Operant and classical conditioning are not likely to involve the same forms of plasticity at synapses of siphon sensory neurons, because those neurons should be silent except during the shock during operant conditioning. However, plasticity in other neurons during operant conditioning could involve a variation of one of the molecular mechanisms that is thought to contribute to classical conditioning: activity-dependent enhancement of facilitation because of a reduction in K+ current (Hawkins et al., 1993; Antonov et al., 2001, 2003). If the facilitatory input occurred when a neuron happened to be spontaneously active, that mechanism would also produce an enhanced increase in the firing rate or bursting frequency of the neuron (Hawkins et al., 1983). Such a mechanism is thought to contribute to appetitive operant conditioning of feeding in Aplysia (Brembs et al., 2002). However, for that mechanism to contribute to aversive operant conditioning of gill withdrawal, its sign would have to be reversed, because the experimental animals receive shock when their gills relax and the neurons controlling gill withdrawal are presumably less active. Alternatively, classical and operant conditioning may involve fundamentally different mechanisms. Supporting that idea, genetic analyses in Drosophila suggest that although classical olfactory conditioning and operant place conditioning both involve adenylyl cyclase and phosphodiesterase (Wustmann et al., 1996), ribosomal S6 kinase plays different roles during the two types of learning (Putz et al., 2004). Ideally, the question of whether classical and operant conditioning involve similar mechanisms should be addressed by analyzing both types of learning of the same behavior. This is becoming possible for feeding in Aplysia (Lechner et al., 2000a,b; Mozzachiodi et al., 2003; Brembs et al., 2004; Lorenzetti et al., 2006) and should now be possible for gill withdrawal as well.

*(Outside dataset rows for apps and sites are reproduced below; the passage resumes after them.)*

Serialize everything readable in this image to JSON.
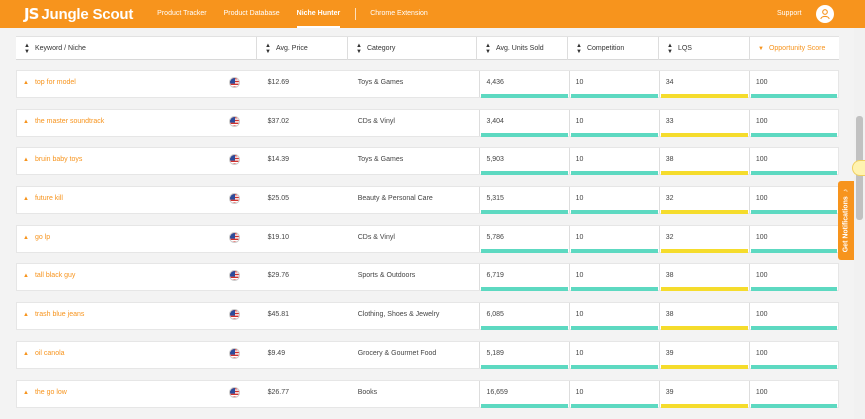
{
  "brand": {
    "mark": "JS",
    "name": "Jungle Scout"
  },
  "nav": {
    "items": [
      {
        "label": "Product Tracker",
        "active": false
      },
      {
        "label": "Product Database",
        "active": false
      },
      {
        "label": "Niche Hunter",
        "active": true
      }
    ],
    "extension": "Chrome Extension",
    "support": "Support"
  },
  "colors": {
    "accent": "#f7941d",
    "green_bar": "#5dd9c1",
    "yellow_bar": "#f5dc2c"
  },
  "table": {
    "columns": [
      {
        "label": "Keyword / Niche",
        "icon": "sort-icon"
      },
      {
        "label": "Avg. Price",
        "icon": "sort-icon"
      },
      {
        "label": "Category",
        "icon": "sort-icon"
      },
      {
        "label": "Avg. Units Sold",
        "icon": "sort-icon"
      },
      {
        "label": "Competition",
        "icon": "sort-icon"
      },
      {
        "label": "LQS",
        "icon": "sort-icon"
      },
      {
        "label": "Opportunity Score",
        "icon": "sort-desc-icon",
        "active": true
      }
    ],
    "rows": [
      {
        "keyword": "top for model",
        "price": "$12.69",
        "category": "Toys & Games",
        "units": "4,436",
        "competition": "10",
        "lqs": "34",
        "opportunity": "100"
      },
      {
        "keyword": "the master soundtrack",
        "price": "$37.02",
        "category": "CDs & Vinyl",
        "units": "3,404",
        "competition": "10",
        "lqs": "33",
        "opportunity": "100"
      },
      {
        "keyword": "bruin baby toys",
        "price": "$14.39",
        "category": "Toys & Games",
        "units": "5,903",
        "competition": "10",
        "lqs": "38",
        "opportunity": "100"
      },
      {
        "keyword": "future kill",
        "price": "$25.05",
        "category": "Beauty & Personal Care",
        "units": "5,315",
        "competition": "10",
        "lqs": "32",
        "opportunity": "100"
      },
      {
        "keyword": "go lp",
        "price": "$19.10",
        "category": "CDs & Vinyl",
        "units": "5,786",
        "competition": "10",
        "lqs": "32",
        "opportunity": "100"
      },
      {
        "keyword": "tall black guy",
        "price": "$29.76",
        "category": "Sports & Outdoors",
        "units": "6,719",
        "competition": "10",
        "lqs": "38",
        "opportunity": "100"
      },
      {
        "keyword": "trash blue jeans",
        "price": "$45.81",
        "category": "Clothing, Shoes & Jewelry",
        "units": "6,085",
        "competition": "10",
        "lqs": "38",
        "opportunity": "100"
      },
      {
        "keyword": "oil canola",
        "price": "$9.49",
        "category": "Grocery & Gourmet Food",
        "units": "5,189",
        "competition": "10",
        "lqs": "39",
        "opportunity": "100"
      },
      {
        "keyword": "the go low",
        "price": "$26.77",
        "category": "Books",
        "units": "16,659",
        "competition": "10",
        "lqs": "39",
        "opportunity": "100"
      }
    ],
    "row_flag_icon": "us-flag-icon",
    "row_expand_icon": "caret-up-icon"
  },
  "notifications": {
    "label": "Get Notifications",
    "icon": "bell-icon"
  }
}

This work was supported by National Institutes of Health Grant MH26212 and by the Howard Hughes Medical Institute. We thank John Koester for his comments.
G. A. Clarks’s present address: Department of Bioengineering, University of Utah, Salt Lake City, UT 84112.
- Correspondence should be addressed to Robert D. Hawkins, Center for Neurobiology and Behavior, Columbia University, 1051 Riverside Drive, New York, NY 10032. Email: